■ What the task asks: Where does the string "image" appear? Copy every line of the entries below that holds it.

■ Source material:
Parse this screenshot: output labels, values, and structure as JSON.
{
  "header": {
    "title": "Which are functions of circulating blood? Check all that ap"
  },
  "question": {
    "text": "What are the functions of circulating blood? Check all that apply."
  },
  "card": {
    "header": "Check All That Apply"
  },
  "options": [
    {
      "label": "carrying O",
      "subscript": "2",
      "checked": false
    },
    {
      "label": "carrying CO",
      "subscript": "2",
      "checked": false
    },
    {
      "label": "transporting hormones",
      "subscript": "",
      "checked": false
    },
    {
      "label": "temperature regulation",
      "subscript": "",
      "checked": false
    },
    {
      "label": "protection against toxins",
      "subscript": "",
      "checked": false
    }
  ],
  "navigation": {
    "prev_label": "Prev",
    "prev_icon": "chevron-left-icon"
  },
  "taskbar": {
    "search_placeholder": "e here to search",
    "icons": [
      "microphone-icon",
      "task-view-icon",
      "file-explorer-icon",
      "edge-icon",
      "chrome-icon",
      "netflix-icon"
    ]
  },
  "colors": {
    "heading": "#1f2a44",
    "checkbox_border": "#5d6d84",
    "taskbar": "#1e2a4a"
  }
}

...

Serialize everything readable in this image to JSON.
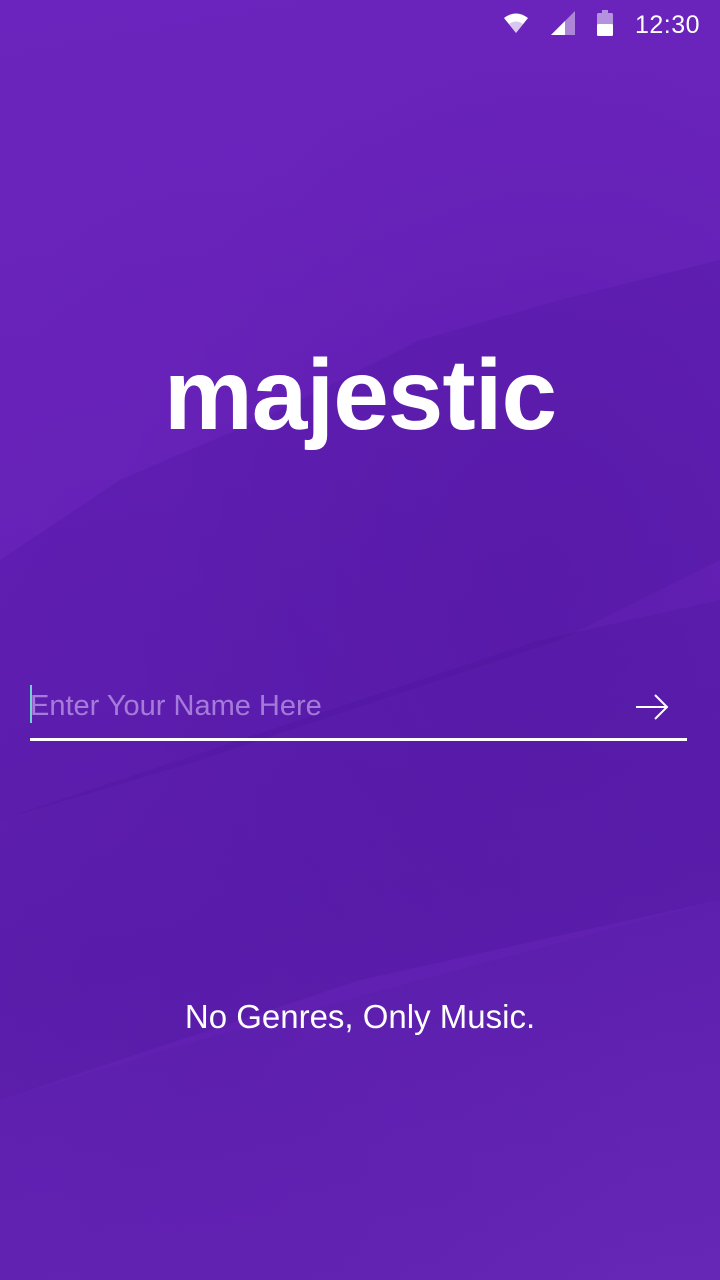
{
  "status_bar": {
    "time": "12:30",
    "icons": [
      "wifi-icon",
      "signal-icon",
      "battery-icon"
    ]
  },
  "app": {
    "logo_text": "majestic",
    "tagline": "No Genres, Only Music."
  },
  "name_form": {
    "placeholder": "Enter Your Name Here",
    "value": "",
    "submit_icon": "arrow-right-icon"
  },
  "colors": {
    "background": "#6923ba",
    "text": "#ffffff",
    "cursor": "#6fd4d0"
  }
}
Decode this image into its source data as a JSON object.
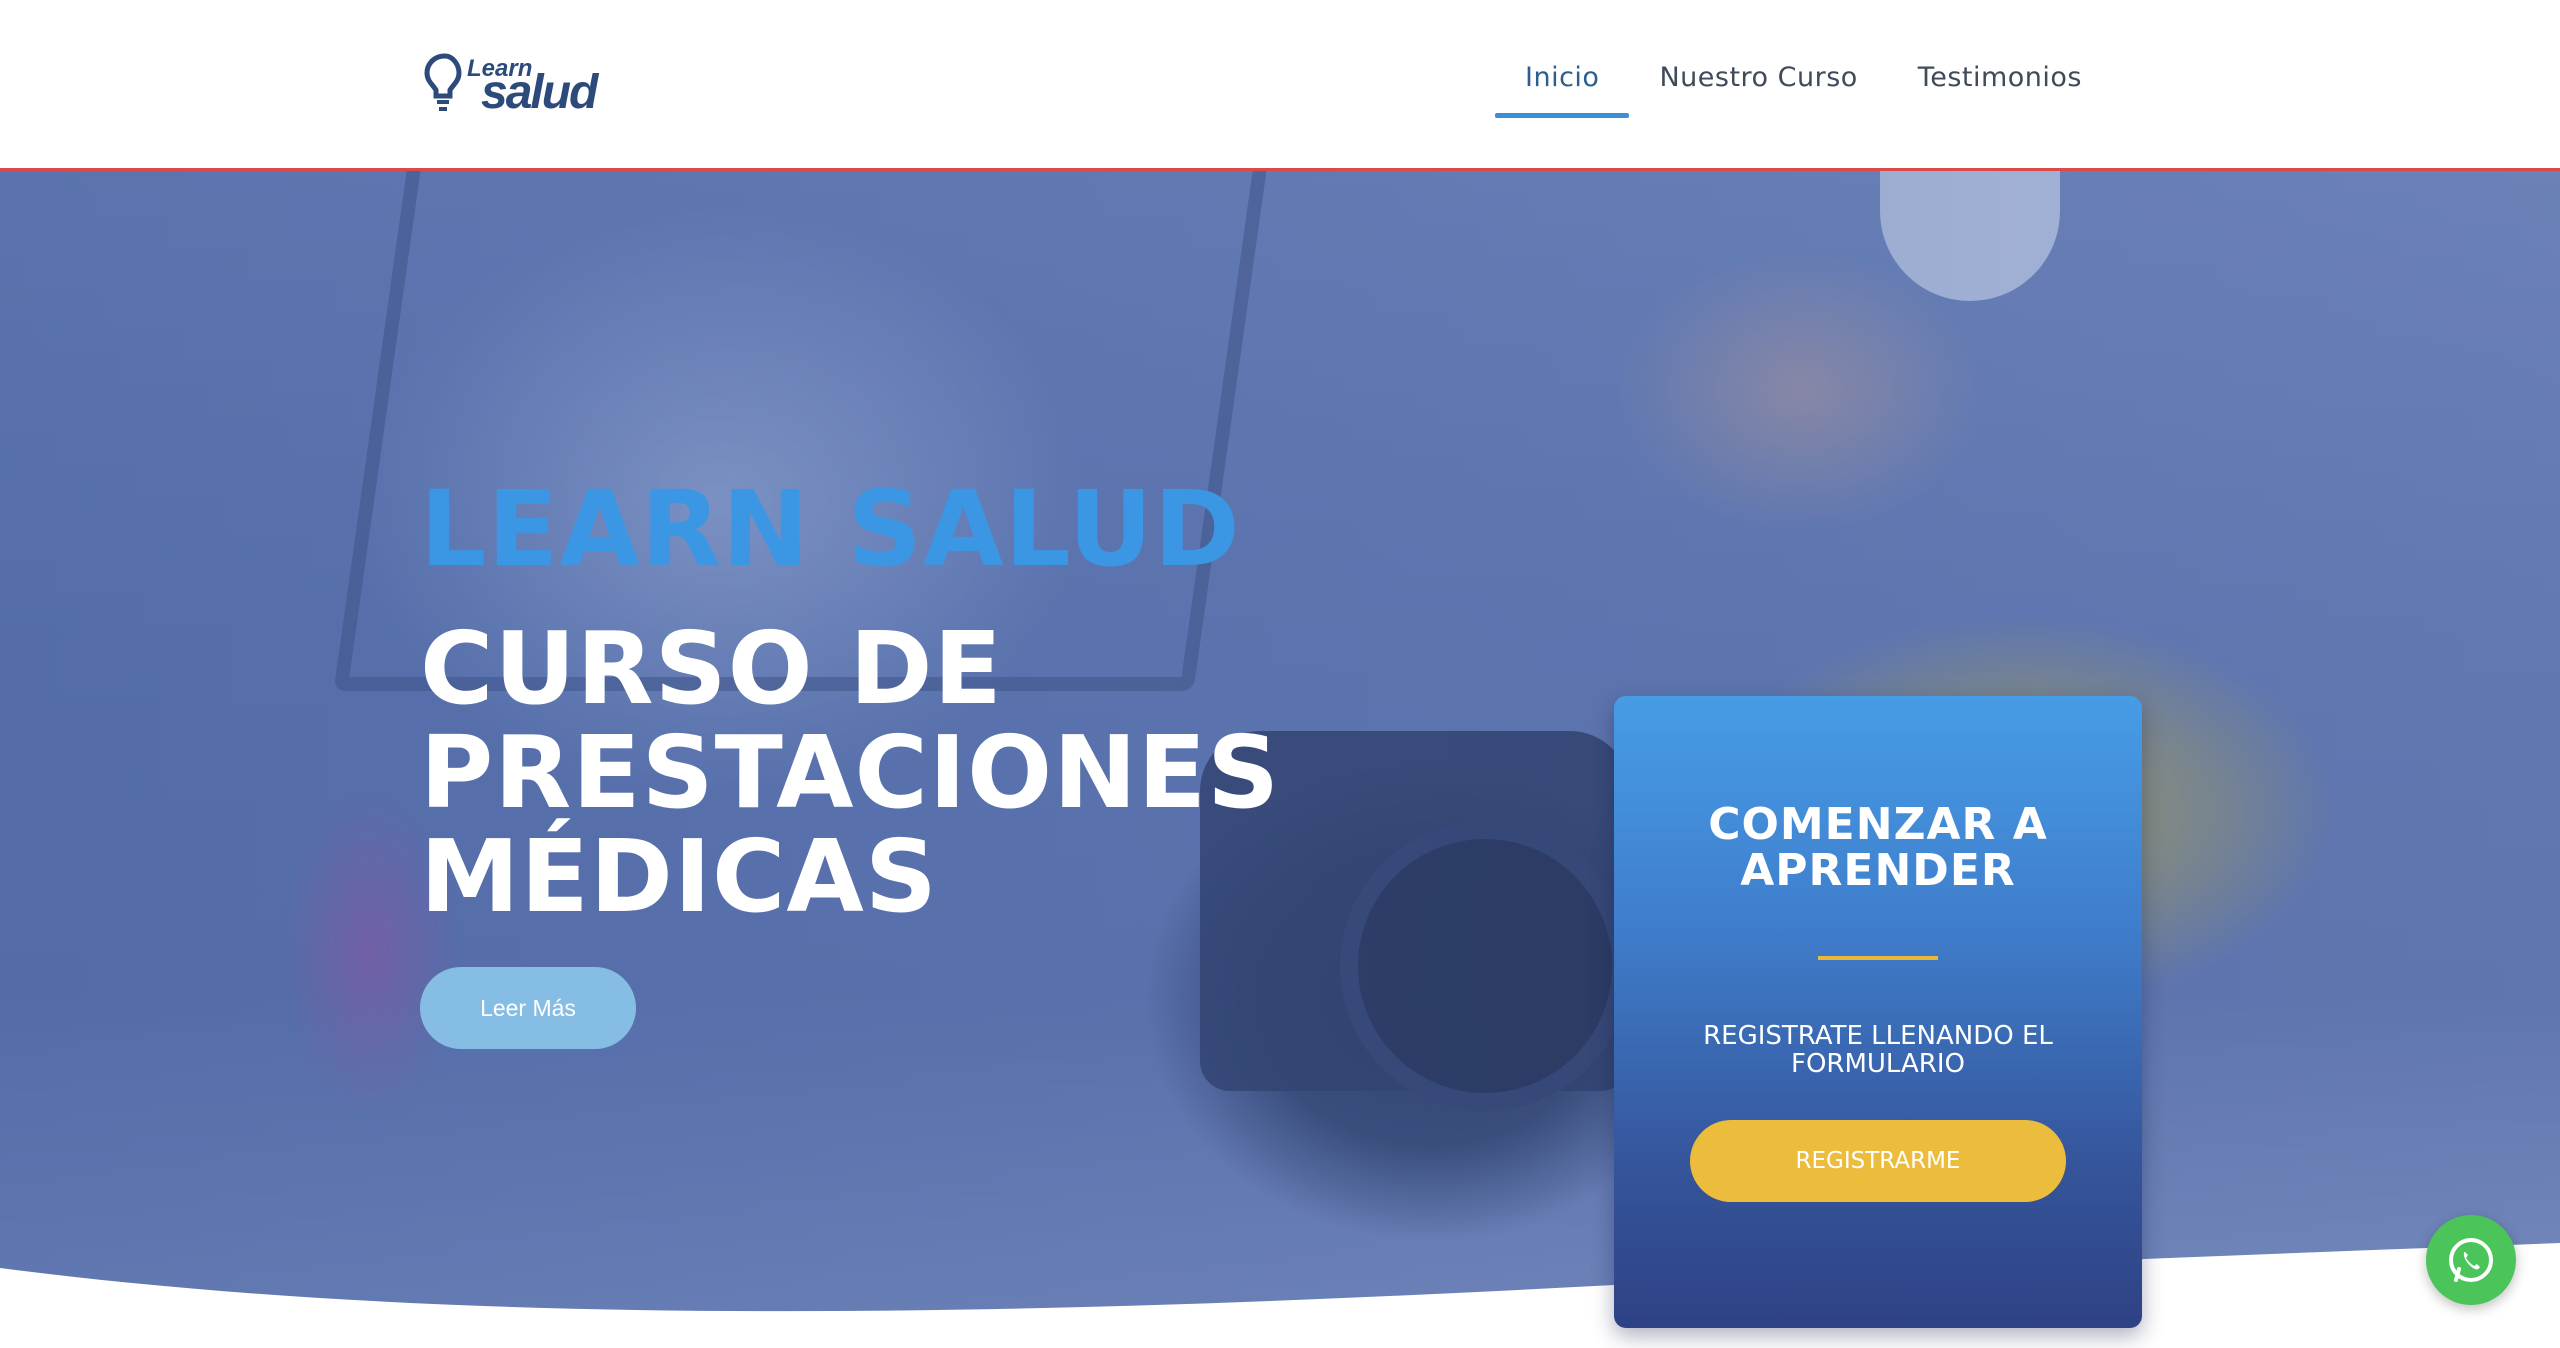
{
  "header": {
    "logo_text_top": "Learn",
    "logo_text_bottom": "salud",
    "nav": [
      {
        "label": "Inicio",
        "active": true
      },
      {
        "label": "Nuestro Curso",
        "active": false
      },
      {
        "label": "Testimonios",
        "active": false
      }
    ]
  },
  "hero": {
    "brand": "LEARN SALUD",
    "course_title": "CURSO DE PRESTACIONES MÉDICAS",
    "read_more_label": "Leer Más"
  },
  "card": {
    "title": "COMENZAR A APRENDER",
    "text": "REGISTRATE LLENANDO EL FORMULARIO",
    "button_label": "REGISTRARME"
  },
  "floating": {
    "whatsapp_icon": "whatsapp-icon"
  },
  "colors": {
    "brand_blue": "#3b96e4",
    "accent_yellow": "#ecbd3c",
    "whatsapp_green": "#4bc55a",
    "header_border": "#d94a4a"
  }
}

■ Exercise solution:
Serialize everything readable in this image to JSON.
Decode this image into its source data as a JSON object.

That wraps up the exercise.